## The data
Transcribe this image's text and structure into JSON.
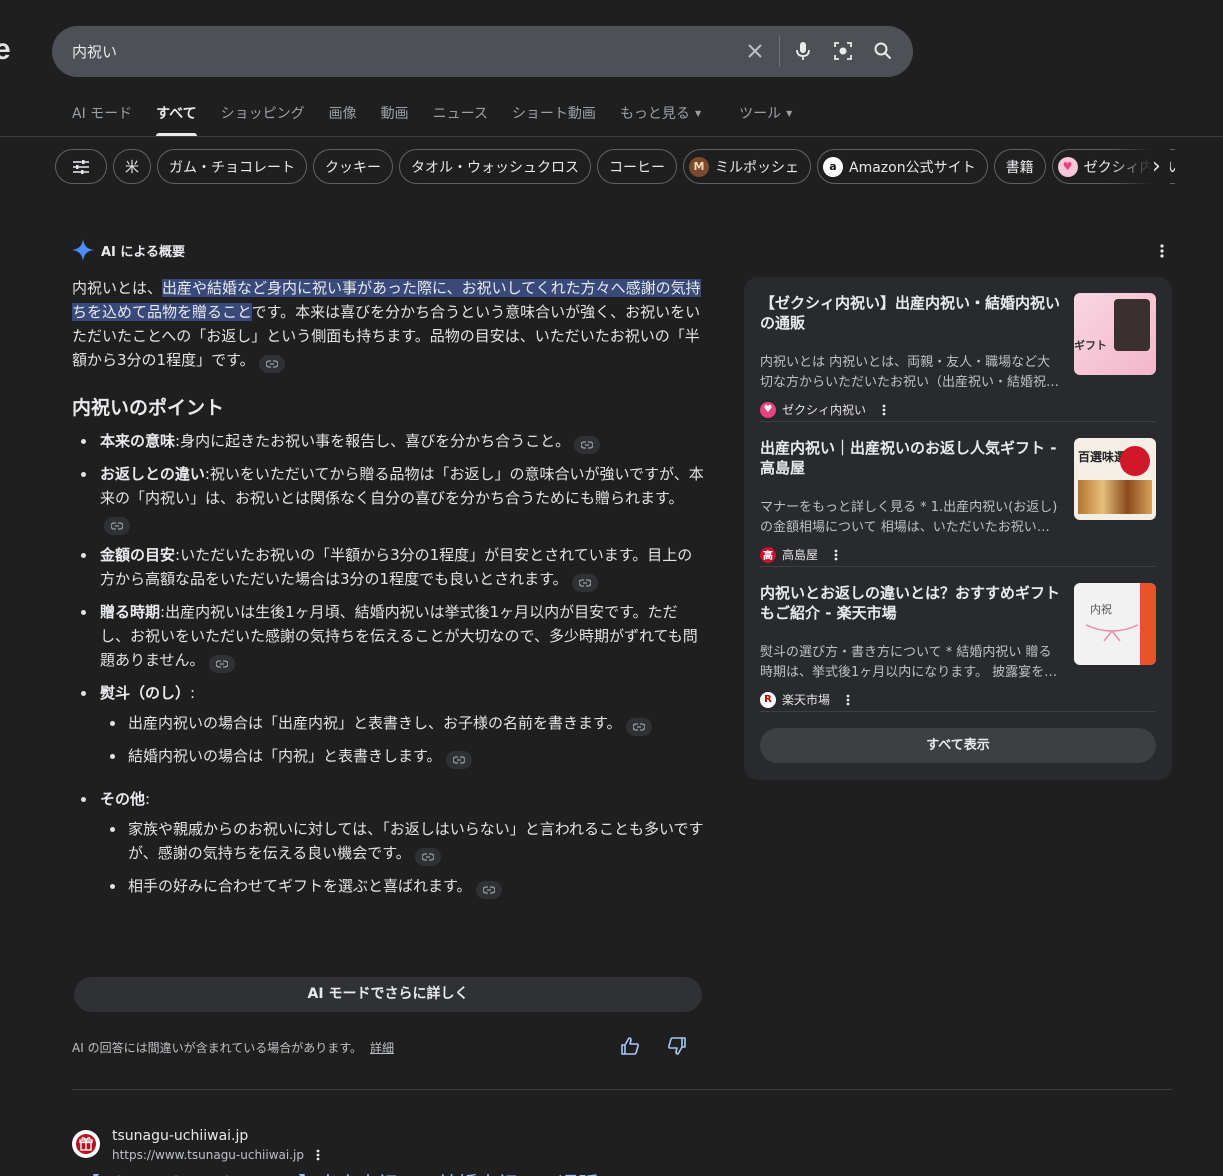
{
  "search": {
    "query": "内祝い"
  },
  "logo_fragment": "e",
  "tabs": [
    {
      "label": "AI モード",
      "active": false
    },
    {
      "label": "すべて",
      "active": true
    },
    {
      "label": "ショッピング",
      "active": false
    },
    {
      "label": "画像",
      "active": false
    },
    {
      "label": "動画",
      "active": false
    },
    {
      "label": "ニュース",
      "active": false
    },
    {
      "label": "ショート動画",
      "active": false
    },
    {
      "label": "もっと見る",
      "active": false,
      "caret": true
    },
    {
      "label": "ツール",
      "active": false,
      "caret": true
    }
  ],
  "chips": [
    {
      "label": "米"
    },
    {
      "label": "ガム・チョコレート"
    },
    {
      "label": "クッキー"
    },
    {
      "label": "タオル・ウォッシュクロス"
    },
    {
      "label": "コーヒー"
    },
    {
      "label": "ミルポッシェ",
      "icon": "milpochette-logo-icon"
    },
    {
      "label": "Amazon公式サイト",
      "icon": "amazon-logo-icon"
    },
    {
      "label": "書籍"
    },
    {
      "label": "ゼクシィ内祝い",
      "icon": "zexy-logo-icon"
    }
  ],
  "ai_overview": {
    "title": "AI による概要",
    "intro_prefix": "内祝いとは、",
    "intro_highlight": "出産や結婚など身内に祝い事があった際に、お祝いしてくれた方々へ感謝の気持ちを込めて品物を贈ること",
    "intro_rest": "です。本来は喜びを分かち合うという意味合いが強く、お祝いをいただいたことへの「お返し」という側面も持ちます。品物の目安は、いただいたお祝いの「半額から3分の1程度」です。",
    "points_heading": "内祝いのポイント",
    "points": [
      {
        "term": "本来の意味",
        "text": ":身内に起きたお祝い事を報告し、喜びを分かち合うこと。"
      },
      {
        "term": "お返しとの違い",
        "text": ":祝いをいただいてから贈る品物は「お返し」の意味合いが強いですが、本来の「内祝い」は、お祝いとは関係なく自分の喜びを分かち合うためにも贈られます。"
      },
      {
        "term": "金額の目安",
        "text": ":いただいたお祝いの「半額から3分の1程度」が目安とされています。目上の方から高額な品をいただいた場合は3分の1程度でも良いとされます。"
      },
      {
        "term": "贈る時期",
        "text": ":出産内祝いは生後1ヶ月頃、結婚内祝いは挙式後1ヶ月以内が目安です。ただし、お祝いをいただいた感謝の気持ちを伝えることが大切なので、多少時期がずれても問題ありません。"
      }
    ],
    "noshi": {
      "term": "熨斗（のし）",
      "colon": ":",
      "items": [
        "出産内祝いの場合は「出産内祝」と表書きし、お子様の名前を書きます。",
        "結婚内祝いの場合は「内祝」と表書きします。"
      ]
    },
    "other": {
      "term": "その他",
      "colon": ":",
      "items": [
        "家族や親戚からのお祝いに対しては、「お返しはいらない」と言われることも多いですが、感謝の気持ちを伝える良い機会です。",
        "相手の好みに合わせてギフトを選ぶと喜ばれます。"
      ]
    },
    "more_button": "AI モードでさらに詳しく",
    "disclaimer": "AI の回答には間違いが含まれている場合があります。",
    "disclaimer_link": "詳細"
  },
  "sources": [
    {
      "title": "【ゼクシィ内祝い】出産内祝い・結婚内祝いの通販",
      "snippet": "内祝いとは 内祝いとは、両親・友人・職場など大切な方からいただいたお祝い（出産祝い・結婚祝い）のお返しとして贈る品物です。",
      "site": "ゼクシィ内祝い",
      "favicon_color": "#e8437f",
      "image_label": "ギフト"
    },
    {
      "title": "出産内祝い｜出産祝いのお返し人気ギフト - 高島屋",
      "snippet": "マナーをもっと詳しく見る * 1.出産内祝い(お返し)の金額相場について 相場は、いただいたお祝いの半額程度です。",
      "site": "高島屋",
      "favicon_color": "#c8102e",
      "image_label": "百選味選り"
    },
    {
      "title": "内祝いとお返しの違いとは？おすすめギフトもご紹介 - 楽天市場",
      "snippet": "熨斗の選び方・書き方について * 結婚内祝い 贈る時期は、挙式後1ヶ月以内になります。 披露宴を行わない場合は…",
      "site": "楽天市場",
      "favicon_color": "#bf0000",
      "image_label": "内祝"
    }
  ],
  "show_all": "すべて表示",
  "result": {
    "domain": "tsunagu-uchiiwai.jp",
    "url": "https://www.tsunagu-uchiiwai.jp",
    "title": "【TSUNAGU UCHIIWAI】出産内祝い・結婚内祝いの通販"
  },
  "colors": {
    "background": "#1f1f1f",
    "highlight": "#394a7a",
    "link_blue": "#99c3ff",
    "sparkle_blue": "#4c8df6"
  }
}
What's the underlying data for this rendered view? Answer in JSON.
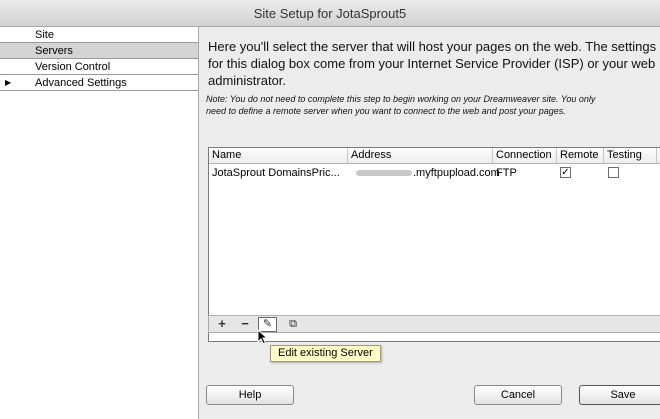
{
  "window": {
    "title": "Site Setup for JotaSprout5"
  },
  "sidebar": {
    "items": [
      {
        "label": "Site",
        "selected": false,
        "expandable": false
      },
      {
        "label": "Servers",
        "selected": true,
        "expandable": false
      },
      {
        "label": "Version Control",
        "selected": false,
        "expandable": false
      },
      {
        "label": "Advanced Settings",
        "selected": false,
        "expandable": true
      }
    ]
  },
  "main": {
    "intro": "Here you'll select the server that will host your pages on the web. The settings for this dialog box come from your Internet Service Provider (ISP) or your web administrator.",
    "note_line1": "Note: You do not need to complete this step to begin working on your Dreamweaver site. You only",
    "note_line2": "need to define a remote server when you want to connect to the web and post your pages."
  },
  "servers_table": {
    "columns": [
      "Name",
      "Address",
      "Connection",
      "Remote",
      "Testing"
    ],
    "rows": [
      {
        "name": "JotaSprout DomainsPric...",
        "address": ".myftpupload.com",
        "connection": "FTP",
        "remote": true,
        "testing": false
      }
    ]
  },
  "toolbar": {
    "add_glyph": "+",
    "remove_glyph": "−",
    "edit_glyph": "✎",
    "duplicate_glyph": "⧉",
    "tooltip": "Edit existing Server"
  },
  "buttons": {
    "help": "Help",
    "cancel": "Cancel",
    "save": "Save"
  },
  "check_glyph": "✓"
}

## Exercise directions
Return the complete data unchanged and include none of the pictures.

## Result
Transcribe this image's text and structure into JSON.
{
  "search": {
    "query": "内祝い"
  },
  "logo_fragment": "e",
  "tabs": [
    {
      "label": "AI モード",
      "active": false
    },
    {
      "label": "すべて",
      "active": true
    },
    {
      "label": "ショッピング",
      "active": false
    },
    {
      "label": "画像",
      "active": false
    },
    {
      "label": "動画",
      "active": false
    },
    {
      "label": "ニュース",
      "active": false
    },
    {
      "label": "ショート動画",
      "active": false
    },
    {
      "label": "もっと見る",
      "active": false,
      "caret": true
    },
    {
      "label": "ツール",
      "active": false,
      "caret": true
    }
  ],
  "chips": [
    {
      "label": "米"
    },
    {
      "label": "ガム・チョコレート"
    },
    {
      "label": "クッキー"
    },
    {
      "label": "タオル・ウォッシュクロス"
    },
    {
      "label": "コーヒー"
    },
    {
      "label": "ミルポッシェ",
      "icon": "milpochette-logo-icon"
    },
    {
      "label": "Amazon公式サイト",
      "icon": "amazon-logo-icon"
    },
    {
      "label": "書籍"
    },
    {
      "label": "ゼクシィ内祝い",
      "icon": "zexy-logo-icon"
    }
  ],
  "ai_overview": {
    "title": "AI による概要",
    "intro_prefix": "内祝いとは、",
    "intro_highlight": "出産や結婚など身内に祝い事があった際に、お祝いしてくれた方々へ感謝の気持ちを込めて品物を贈ること",
    "intro_rest": "です。本来は喜びを分かち合うという意味合いが強く、お祝いをいただいたことへの「お返し」という側面も持ちます。品物の目安は、いただいたお祝いの「半額から3分の1程度」です。",
    "points_heading": "内祝いのポイント",
    "points": [
      {
        "term": "本来の意味",
        "text": ":身内に起きたお祝い事を報告し、喜びを分かち合うこと。"
      },
      {
        "term": "お返しとの違い",
        "text": ":祝いをいただいてから贈る品物は「お返し」の意味合いが強いですが、本来の「内祝い」は、お祝いとは関係なく自分の喜びを分かち合うためにも贈られます。"
      },
      {
        "term": "金額の目安",
        "text": ":いただいたお祝いの「半額から3分の1程度」が目安とされています。目上の方から高額な品をいただいた場合は3分の1程度でも良いとされます。"
      },
      {
        "term": "贈る時期",
        "text": ":出産内祝いは生後1ヶ月頃、結婚内祝いは挙式後1ヶ月以内が目安です。ただし、お祝いをいただいた感謝の気持ちを伝えることが大切なので、多少時期がずれても問題ありません。"
      }
    ],
    "noshi": {
      "term": "熨斗（のし）",
      "colon": ":",
      "items": [
        "出産内祝いの場合は「出産内祝」と表書きし、お子様の名前を書きます。",
        "結婚内祝いの場合は「内祝」と表書きします。"
      ]
    },
    "other": {
      "term": "その他",
      "colon": ":",
      "items": [
        "家族や親戚からのお祝いに対しては、「お返しはいらない」と言われることも多いですが、感謝の気持ちを伝える良い機会です。",
        "相手の好みに合わせてギフトを選ぶと喜ばれます。"
      ]
    },
    "more_button": "AI モードでさらに詳しく",
    "disclaimer": "AI の回答には間違いが含まれている場合があります。",
    "disclaimer_link": "詳細"
  },
  "sources": [
    {
      "title": "【ゼクシィ内祝い】出産内祝い・結婚内祝いの通販",
      "snippet": "内祝いとは 内祝いとは、両親・友人・職場など大切な方からいただいたお祝い（出産祝い・結婚祝い）のお返しとして贈る品物です。",
      "site": "ゼクシィ内祝い",
      "favicon_color": "#e8437f",
      "image_label": "ギフト"
    },
    {
      "title": "出産内祝い｜出産祝いのお返し人気ギフト - 高島屋",
      "snippet": "マナーをもっと詳しく見る * 1.出産内祝い(お返し)の金額相場について 相場は、いただいたお祝いの半額程度です。",
      "site": "高島屋",
      "favicon_color": "#c8102e",
      "image_label": "百選味選り"
    },
    {
      "title": "内祝いとお返しの違いとは？おすすめギフトもご紹介 - 楽天市場",
      "snippet": "熨斗の選び方・書き方について * 結婚内祝い 贈る時期は、挙式後1ヶ月以内になります。 披露宴を行わない場合は…",
      "site": "楽天市場",
      "favicon_color": "#bf0000",
      "image_label": "内祝"
    }
  ],
  "show_all": "すべて表示",
  "result": {
    "domain": "tsunagu-uchiiwai.jp",
    "url": "https://www.tsunagu-uchiiwai.jp",
    "title": "【TSUNAGU UCHIIWAI】出産内祝い・結婚内祝いの通販"
  },
  "colors": {
    "background": "#1f1f1f",
    "highlight": "#394a7a",
    "link_blue": "#99c3ff",
    "sparkle_blue": "#4c8df6"
  }
}
What's the underlying data for this rendered view? Answer in JSON.
{
  "window": {
    "title": "Site Setup for JotaSprout5"
  },
  "sidebar": {
    "items": [
      {
        "label": "Site",
        "selected": false,
        "expandable": false
      },
      {
        "label": "Servers",
        "selected": true,
        "expandable": false
      },
      {
        "label": "Version Control",
        "selected": false,
        "expandable": false
      },
      {
        "label": "Advanced Settings",
        "selected": false,
        "expandable": true
      }
    ]
  },
  "main": {
    "intro": "Here you'll select the server that will host your pages on the web. The settings for this dialog box come from your Internet Service Provider (ISP) or your web administrator.",
    "note_line1": "Note: You do not need to complete this step to begin working on your Dreamweaver site. You only",
    "note_line2": "need to define a remote server when you want to connect to the web and post your pages."
  },
  "servers_table": {
    "columns": [
      "Name",
      "Address",
      "Connection",
      "Remote",
      "Testing"
    ],
    "rows": [
      {
        "name": "JotaSprout DomainsPric...",
        "address": ".myftpupload.com",
        "connection": "FTP",
        "remote": true,
        "testing": false
      }
    ]
  },
  "toolbar": {
    "add_glyph": "+",
    "remove_glyph": "−",
    "edit_glyph": "✎",
    "duplicate_glyph": "⧉",
    "tooltip": "Edit existing Server"
  },
  "buttons": {
    "help": "Help",
    "cancel": "Cancel",
    "save": "Save"
  },
  "check_glyph": "✓"
}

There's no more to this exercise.